Patients believe that most dentists are good—and they're right. Dentistry as a whole has demonstrated consistently high standards so most people are confident that wherever they go they can be assured that the procedure will be safe. People feel that dentists will be well trained and trustworthy, and that the staff will treat them with care and respect. This means you already have a significant measure of credibility in their eyes even before they meet you, just by virtue of the fact that you belong to a respected profession. That's the good news.

The challenge is how do you get patients to see your unique value? Let's face it, most of them can't distinguish clinical differences, as long as it doesn't hurt and the results look good. With nothing else to go on they make their judgments about a practice based on arbitrary personal preferences: "I like a young doctor who knows the latest techniques," or "I like an older doctor who has lots of experience," maybe even, "I want to go to a practice that's close to my hair stylist so I can plan appointments together." There are two ways to overcome this mindset.

The first is by creating the right physical environment. You're asking people to spend discretionary dollars with you after all. This position puts you in competition not with other dentists but with other service experiences and with all those other purchases, such as cars and clothes. It's important to think the way high-end retailers do.

Energy that motivates people to act. You need to have a facility that instantly communicates your unique value to anyone who walks in and creates the kind of energy that motivates people to act. Whether you're creating a high-tech experience, a family-friendly atmosphere, or an elegant spa-style boutique practice, your facility should be an accurate reflection of your personality and a powerful indicator of your value.
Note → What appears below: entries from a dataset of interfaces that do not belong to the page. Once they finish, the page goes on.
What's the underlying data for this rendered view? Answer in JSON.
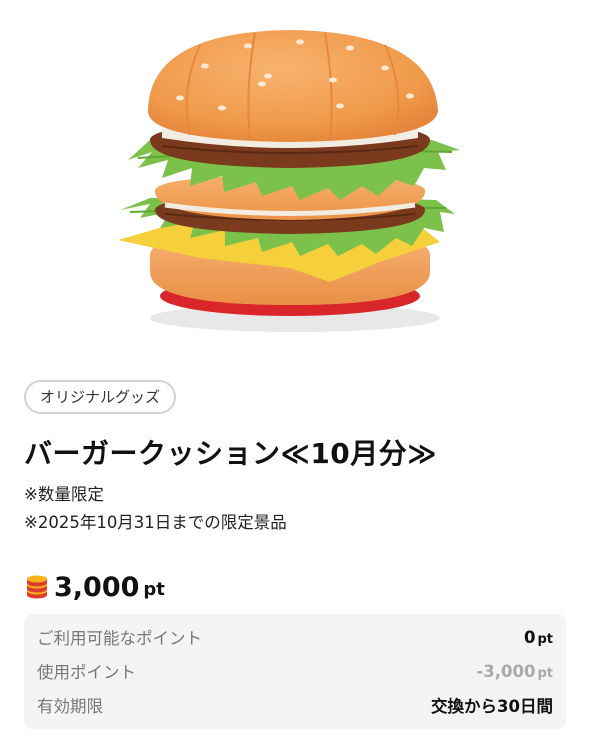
{
  "product": {
    "category_tag": "オリジナルグッズ",
    "title": "バーガークッション≪10月分≫",
    "notes": [
      "※数量限定",
      "※2025年10月31日までの限定景品"
    ],
    "image_alt": "burger cushion"
  },
  "price": {
    "icon": "coin-stack-icon",
    "value": "3,000",
    "unit": "pt"
  },
  "summary": {
    "rows": [
      {
        "label": "ご利用可能なポイント",
        "value": "0",
        "unit": "pt"
      },
      {
        "label": "使用ポイント",
        "value": "-3,000",
        "unit": "pt"
      },
      {
        "label": "有効期限",
        "value": "交換から30日間",
        "unit": ""
      }
    ]
  },
  "colors": {
    "bun": "#f3a55c",
    "lettuce": "#7cc24a",
    "patty": "#7a3a1e",
    "cheese": "#f5d03a",
    "base_red": "#d9262b",
    "coin_red": "#e03a2f",
    "coin_gold": "#f6b31c"
  }
}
The second way you get patients to understand your unique value is through the interactions you and the team have with them. Great practices are built on great relationships (not just friendly, "knowing" relationships, but relationships based on genuine trust and appreciation). If patients are truly going to value your relationship as something special, you can't just rely on them picking up the right cues from the environment you've created. You also have to communicate your value explicitly, in the things you say and do. It's important to coach patients early and often to explain that comprehensive clinical and esthetic care is a lifelong need for any value-conscious person and that your practice is the place to get it.
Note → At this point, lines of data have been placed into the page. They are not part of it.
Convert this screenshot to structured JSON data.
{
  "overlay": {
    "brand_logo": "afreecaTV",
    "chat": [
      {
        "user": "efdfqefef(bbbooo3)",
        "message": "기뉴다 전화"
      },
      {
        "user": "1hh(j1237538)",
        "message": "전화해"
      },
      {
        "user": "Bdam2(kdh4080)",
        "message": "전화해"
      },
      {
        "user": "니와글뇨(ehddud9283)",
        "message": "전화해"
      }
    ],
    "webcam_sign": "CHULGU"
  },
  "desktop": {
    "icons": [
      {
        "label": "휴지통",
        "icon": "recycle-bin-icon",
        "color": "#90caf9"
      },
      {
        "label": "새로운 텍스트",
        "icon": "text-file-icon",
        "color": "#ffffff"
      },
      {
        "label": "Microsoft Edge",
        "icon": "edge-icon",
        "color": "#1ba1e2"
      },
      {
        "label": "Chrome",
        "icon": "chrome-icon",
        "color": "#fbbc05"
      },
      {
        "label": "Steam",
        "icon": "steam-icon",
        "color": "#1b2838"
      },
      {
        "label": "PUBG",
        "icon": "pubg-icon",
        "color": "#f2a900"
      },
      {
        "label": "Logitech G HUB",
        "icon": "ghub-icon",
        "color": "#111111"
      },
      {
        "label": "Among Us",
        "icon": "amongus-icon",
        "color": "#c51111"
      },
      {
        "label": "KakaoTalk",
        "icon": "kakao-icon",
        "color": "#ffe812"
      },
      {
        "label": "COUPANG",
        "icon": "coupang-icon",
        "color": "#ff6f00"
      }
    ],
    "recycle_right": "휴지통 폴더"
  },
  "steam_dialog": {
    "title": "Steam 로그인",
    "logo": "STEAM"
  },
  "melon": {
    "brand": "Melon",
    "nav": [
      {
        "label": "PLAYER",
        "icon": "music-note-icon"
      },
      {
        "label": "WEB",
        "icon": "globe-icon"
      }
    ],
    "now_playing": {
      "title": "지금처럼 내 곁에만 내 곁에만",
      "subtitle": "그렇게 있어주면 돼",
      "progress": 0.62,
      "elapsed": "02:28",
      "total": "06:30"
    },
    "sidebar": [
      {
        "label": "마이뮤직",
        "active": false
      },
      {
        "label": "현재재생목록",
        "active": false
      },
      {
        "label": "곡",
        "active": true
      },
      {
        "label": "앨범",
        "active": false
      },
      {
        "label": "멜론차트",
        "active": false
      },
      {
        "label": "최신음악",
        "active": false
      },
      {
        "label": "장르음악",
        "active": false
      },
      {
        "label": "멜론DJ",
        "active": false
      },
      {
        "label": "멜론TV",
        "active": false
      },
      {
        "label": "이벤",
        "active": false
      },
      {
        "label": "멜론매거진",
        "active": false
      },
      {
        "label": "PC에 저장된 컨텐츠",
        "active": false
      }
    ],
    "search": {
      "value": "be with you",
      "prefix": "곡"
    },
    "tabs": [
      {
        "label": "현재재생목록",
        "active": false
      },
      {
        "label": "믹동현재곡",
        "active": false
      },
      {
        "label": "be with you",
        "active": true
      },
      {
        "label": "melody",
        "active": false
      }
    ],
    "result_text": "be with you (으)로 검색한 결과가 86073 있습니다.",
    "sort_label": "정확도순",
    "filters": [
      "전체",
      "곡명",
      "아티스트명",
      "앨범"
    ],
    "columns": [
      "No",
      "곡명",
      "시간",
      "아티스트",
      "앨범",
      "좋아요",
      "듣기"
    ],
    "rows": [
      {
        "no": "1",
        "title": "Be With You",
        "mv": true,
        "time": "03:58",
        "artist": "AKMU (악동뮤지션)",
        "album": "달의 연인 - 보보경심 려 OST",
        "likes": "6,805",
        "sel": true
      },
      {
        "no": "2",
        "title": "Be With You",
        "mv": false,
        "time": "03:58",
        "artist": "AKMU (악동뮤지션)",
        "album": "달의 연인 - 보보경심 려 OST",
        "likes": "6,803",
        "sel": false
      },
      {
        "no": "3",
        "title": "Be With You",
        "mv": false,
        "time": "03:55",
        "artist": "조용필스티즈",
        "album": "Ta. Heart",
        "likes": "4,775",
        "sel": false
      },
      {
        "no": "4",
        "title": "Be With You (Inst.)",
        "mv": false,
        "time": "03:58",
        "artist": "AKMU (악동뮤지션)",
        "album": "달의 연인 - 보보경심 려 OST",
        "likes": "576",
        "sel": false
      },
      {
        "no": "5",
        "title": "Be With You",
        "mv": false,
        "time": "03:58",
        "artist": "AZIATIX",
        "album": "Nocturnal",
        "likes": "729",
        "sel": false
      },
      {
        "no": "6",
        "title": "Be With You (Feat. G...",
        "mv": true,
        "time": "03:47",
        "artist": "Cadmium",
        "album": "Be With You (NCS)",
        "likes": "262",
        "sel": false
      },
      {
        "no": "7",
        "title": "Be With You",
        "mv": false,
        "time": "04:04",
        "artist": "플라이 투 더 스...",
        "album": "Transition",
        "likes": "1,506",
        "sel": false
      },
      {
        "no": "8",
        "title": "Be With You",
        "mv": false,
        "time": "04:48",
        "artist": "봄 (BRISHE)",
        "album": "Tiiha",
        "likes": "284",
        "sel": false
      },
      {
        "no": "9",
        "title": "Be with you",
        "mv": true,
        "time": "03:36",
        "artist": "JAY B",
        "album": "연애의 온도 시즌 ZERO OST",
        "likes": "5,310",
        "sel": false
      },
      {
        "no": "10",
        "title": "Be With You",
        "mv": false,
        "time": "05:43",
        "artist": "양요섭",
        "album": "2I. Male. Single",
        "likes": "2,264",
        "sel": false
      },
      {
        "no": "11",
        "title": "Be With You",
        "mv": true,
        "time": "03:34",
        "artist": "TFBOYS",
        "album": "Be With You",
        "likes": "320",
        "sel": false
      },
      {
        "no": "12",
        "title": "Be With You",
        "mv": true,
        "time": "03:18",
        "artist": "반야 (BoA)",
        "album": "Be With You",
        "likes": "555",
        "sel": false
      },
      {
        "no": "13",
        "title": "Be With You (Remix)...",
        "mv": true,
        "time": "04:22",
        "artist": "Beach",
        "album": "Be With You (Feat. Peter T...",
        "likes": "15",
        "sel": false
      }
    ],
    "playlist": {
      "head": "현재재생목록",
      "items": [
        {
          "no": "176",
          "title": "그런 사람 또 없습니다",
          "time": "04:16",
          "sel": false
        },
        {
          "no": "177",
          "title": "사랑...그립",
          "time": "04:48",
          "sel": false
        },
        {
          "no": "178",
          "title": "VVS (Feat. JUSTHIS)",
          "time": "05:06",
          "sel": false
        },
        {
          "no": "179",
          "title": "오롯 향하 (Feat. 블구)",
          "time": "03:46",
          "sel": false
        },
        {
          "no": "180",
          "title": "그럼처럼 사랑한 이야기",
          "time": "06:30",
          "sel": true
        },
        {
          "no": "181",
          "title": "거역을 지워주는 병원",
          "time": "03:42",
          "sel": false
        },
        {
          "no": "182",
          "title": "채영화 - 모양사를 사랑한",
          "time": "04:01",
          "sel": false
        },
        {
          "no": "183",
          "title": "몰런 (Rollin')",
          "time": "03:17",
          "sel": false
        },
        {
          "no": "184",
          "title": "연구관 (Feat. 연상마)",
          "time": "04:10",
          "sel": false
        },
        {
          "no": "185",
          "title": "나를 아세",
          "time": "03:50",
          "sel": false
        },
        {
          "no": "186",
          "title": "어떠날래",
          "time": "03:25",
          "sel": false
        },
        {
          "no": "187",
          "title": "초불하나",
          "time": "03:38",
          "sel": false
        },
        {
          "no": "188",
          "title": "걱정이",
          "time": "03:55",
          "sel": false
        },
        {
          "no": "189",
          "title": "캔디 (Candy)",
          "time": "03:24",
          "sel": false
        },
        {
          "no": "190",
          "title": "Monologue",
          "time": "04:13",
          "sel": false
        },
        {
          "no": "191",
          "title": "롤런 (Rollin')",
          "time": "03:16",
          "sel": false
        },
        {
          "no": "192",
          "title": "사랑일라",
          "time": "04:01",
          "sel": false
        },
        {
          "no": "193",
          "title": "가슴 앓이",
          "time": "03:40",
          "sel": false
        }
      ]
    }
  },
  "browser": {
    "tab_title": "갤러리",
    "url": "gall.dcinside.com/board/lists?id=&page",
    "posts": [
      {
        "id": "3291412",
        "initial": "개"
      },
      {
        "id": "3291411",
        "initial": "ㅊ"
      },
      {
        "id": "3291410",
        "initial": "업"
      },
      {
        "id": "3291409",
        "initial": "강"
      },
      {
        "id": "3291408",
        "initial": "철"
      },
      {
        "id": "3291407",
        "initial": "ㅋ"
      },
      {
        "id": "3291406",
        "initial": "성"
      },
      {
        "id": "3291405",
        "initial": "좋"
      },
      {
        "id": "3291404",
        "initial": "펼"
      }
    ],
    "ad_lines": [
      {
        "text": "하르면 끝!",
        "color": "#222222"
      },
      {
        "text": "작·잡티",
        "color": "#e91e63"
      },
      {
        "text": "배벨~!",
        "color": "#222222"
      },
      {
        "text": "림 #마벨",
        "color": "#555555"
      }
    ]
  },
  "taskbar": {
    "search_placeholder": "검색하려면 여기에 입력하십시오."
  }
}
Shaping perceptions. All value is perceived value so your success will always depend in large part on how you shape the perceptions of your patients. That's why I have spent a lot of time over the years refining strategies such as orchestrating the ideal new patient experience, which I cover in these online courses. You can also find more on that subject, as well as other important patient value insights, in my free e-books. These are vital strategies for any dentist to master because, in a very real sense, the dentistry you provide is only as good as your patients believe.